- Task
Within the records below, how many lines hold the word "music"? Only the number should be returned.
(Data)
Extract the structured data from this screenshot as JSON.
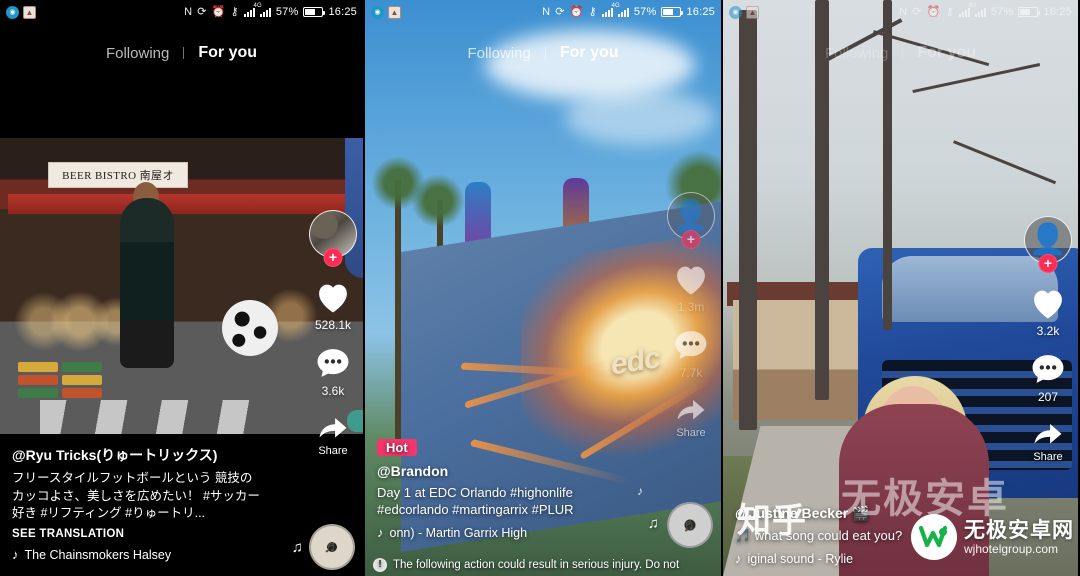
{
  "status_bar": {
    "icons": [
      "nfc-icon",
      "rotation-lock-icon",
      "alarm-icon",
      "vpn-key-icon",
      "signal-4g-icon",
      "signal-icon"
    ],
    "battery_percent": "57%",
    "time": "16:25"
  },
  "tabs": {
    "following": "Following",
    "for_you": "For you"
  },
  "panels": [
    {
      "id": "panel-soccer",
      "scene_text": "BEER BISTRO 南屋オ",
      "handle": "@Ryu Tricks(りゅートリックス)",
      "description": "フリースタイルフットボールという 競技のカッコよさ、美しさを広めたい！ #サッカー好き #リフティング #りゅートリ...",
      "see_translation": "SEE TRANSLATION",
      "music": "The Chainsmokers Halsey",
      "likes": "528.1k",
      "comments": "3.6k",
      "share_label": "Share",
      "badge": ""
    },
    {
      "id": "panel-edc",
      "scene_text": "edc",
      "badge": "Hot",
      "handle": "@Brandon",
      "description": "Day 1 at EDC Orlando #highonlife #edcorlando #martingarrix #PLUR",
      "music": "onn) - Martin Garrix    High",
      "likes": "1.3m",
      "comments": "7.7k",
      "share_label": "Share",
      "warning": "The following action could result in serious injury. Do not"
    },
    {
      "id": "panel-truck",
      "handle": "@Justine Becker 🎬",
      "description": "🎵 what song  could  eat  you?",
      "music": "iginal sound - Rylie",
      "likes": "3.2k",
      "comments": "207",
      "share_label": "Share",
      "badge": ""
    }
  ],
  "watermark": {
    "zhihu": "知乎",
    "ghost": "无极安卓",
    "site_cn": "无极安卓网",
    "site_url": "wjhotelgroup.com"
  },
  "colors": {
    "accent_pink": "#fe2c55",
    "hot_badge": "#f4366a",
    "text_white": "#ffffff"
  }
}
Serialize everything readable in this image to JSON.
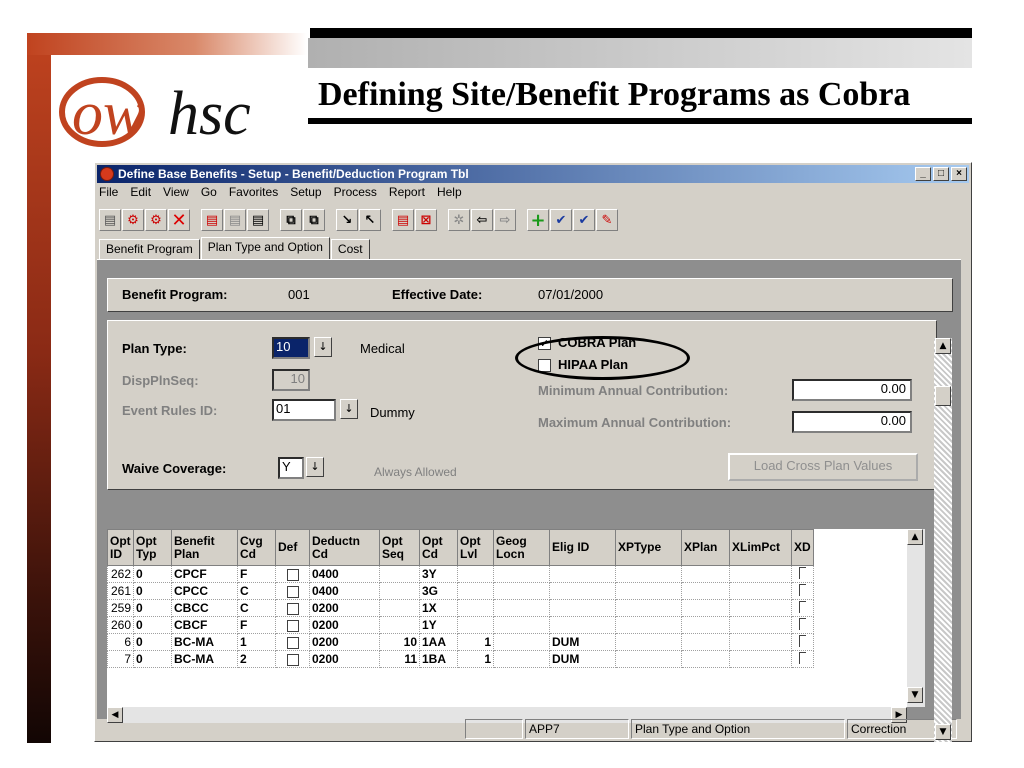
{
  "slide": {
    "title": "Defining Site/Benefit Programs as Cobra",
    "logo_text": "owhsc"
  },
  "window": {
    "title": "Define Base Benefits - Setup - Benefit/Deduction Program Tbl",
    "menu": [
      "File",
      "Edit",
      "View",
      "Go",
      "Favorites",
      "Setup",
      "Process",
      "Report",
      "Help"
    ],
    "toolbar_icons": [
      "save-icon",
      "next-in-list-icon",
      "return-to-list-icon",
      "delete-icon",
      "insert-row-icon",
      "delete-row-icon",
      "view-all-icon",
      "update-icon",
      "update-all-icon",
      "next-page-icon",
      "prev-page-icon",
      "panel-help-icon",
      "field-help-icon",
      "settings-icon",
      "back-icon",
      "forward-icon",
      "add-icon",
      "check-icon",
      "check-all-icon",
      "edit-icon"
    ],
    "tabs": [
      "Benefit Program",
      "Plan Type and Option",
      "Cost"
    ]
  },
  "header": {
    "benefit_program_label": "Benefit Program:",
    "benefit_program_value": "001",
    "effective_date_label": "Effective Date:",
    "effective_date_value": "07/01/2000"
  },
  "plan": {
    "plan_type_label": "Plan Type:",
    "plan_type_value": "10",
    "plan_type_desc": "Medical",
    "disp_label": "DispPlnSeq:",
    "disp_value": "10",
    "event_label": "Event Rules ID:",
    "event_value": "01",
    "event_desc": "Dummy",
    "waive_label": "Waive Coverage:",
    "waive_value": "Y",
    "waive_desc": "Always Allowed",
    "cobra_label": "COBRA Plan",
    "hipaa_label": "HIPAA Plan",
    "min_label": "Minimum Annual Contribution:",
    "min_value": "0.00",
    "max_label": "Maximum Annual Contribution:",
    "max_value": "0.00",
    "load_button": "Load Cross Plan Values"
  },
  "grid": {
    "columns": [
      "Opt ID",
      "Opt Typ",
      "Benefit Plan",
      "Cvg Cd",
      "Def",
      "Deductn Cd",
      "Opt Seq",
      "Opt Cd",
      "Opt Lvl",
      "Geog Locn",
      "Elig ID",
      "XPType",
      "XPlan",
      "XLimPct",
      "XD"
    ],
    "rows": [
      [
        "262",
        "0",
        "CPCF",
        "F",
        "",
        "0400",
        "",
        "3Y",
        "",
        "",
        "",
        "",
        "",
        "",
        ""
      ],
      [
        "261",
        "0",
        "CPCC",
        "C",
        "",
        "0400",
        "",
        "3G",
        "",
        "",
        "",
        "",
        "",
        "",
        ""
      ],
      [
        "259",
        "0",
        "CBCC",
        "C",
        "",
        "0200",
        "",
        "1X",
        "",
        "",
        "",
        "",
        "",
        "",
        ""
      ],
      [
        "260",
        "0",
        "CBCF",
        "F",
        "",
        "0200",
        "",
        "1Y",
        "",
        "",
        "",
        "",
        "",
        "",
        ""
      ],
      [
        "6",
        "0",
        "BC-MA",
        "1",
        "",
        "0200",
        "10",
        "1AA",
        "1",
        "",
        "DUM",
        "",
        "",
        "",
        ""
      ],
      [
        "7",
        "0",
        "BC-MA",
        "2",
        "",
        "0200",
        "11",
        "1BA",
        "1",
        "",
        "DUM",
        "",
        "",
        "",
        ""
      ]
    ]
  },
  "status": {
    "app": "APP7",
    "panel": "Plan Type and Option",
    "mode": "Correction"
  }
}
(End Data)
- Response box
3